I. Mahbub, S. Shamsir, S. K. Islam, S. A. Pullano and A. S. Fiorillo, “A low noise front-end amplifier for pyroelectric transducer based respiration monitoring system,” 2017 IEEE International Midwest Symposium on Circuits and Systems (MWSCAS), Boston, MA, 2017.
I. Mahbub, S. K. Islam, S. Shamsir, S. A. Pullano, A. S. Fiorillo, M. S. Gaylord and V. Lorch, "A low power wearable respiration monitoring sensor using pyroelectric transducer," 2017 United States National Committee of URSI National Radio Science Meeting (USNC-URSI NRSM), Boulder, CO, 2017, pp. 1-2.
I. Mahbub M. S. Hasan, S. A. Pullano, F. Quaiyum, C. P. Stephens, S. K. Islam, A. S. Fiorillo, M. S. Gaylord, V. Lorch and N. Beitel, "A low power wireless apnea detection system based on pyroelectric sensor," 2015 IEEE Topical Conference on Biomedical Wireless Technologies, Networks, and Sensing Systems (BioWireleSS), San Diego, CA, 2015, pp. 1-3.
Implementation of Antennas on Flexible Substrates
Prof.
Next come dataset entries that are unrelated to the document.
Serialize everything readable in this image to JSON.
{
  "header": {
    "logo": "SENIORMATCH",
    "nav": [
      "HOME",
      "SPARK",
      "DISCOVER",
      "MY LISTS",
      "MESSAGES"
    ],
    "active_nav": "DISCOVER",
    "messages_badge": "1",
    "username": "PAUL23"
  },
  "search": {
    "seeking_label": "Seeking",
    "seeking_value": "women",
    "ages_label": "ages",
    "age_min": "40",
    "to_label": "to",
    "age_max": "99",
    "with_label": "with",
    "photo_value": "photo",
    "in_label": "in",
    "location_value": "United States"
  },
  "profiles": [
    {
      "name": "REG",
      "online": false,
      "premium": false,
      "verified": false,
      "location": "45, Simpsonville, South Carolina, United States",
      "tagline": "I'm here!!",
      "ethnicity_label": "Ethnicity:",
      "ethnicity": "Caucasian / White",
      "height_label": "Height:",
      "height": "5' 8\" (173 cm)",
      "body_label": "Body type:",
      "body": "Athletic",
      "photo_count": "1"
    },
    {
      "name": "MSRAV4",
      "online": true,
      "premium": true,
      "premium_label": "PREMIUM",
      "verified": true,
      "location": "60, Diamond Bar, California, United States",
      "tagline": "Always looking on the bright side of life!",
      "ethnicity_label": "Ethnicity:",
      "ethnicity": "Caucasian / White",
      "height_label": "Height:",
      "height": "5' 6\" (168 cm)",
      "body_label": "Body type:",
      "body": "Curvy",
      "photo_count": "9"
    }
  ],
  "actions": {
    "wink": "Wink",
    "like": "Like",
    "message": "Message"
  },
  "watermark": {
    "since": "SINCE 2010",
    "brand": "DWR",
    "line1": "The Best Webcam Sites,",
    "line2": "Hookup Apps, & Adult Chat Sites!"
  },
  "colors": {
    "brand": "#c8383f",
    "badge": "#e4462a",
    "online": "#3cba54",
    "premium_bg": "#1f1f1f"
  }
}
Mahbub and her research group, The Integrated Biomedical Circuits and Systems Laboratory (iBioCASL), has designed a wireless power transfer system on various flexible substrates and metal traces, for example using gold on the Polyethylene Naphthalate (PEN), silver ink-jet printed on polyamide and paper and silver/nickel 3D printed on Kapton substrates, as shown in the figure below. Any antenna or device implanted inside the human body is required to have a specific absorption rate (SAR), which is a measure of the rate at which energy is absorbed by the tissue when exposed to a radio frequency (RF) electromagnetic field, to be below 1.67 W/Kg. To verify this, the flexible antennas were designed, and the SAR was simulated using six-layer 10 mm human head tissue model with Ansys HFSS software. Further developments in this area are forthcoming.
M. Sinclair, D. K. Biswas, T. Le, J. Hyde, I. Mahbub, L. Change and Y. Hao. “Design of a flexible receiver module for implantable wireless power transfer (WPT) applications” 2019 USNC-URSI National Radio Science Meeting, Boulder, CO, 2019 (under review)
Faculty Affiliated with Focus Area 2
Please note, some of the faculty listed above also have overlap activities under Focus Area 1.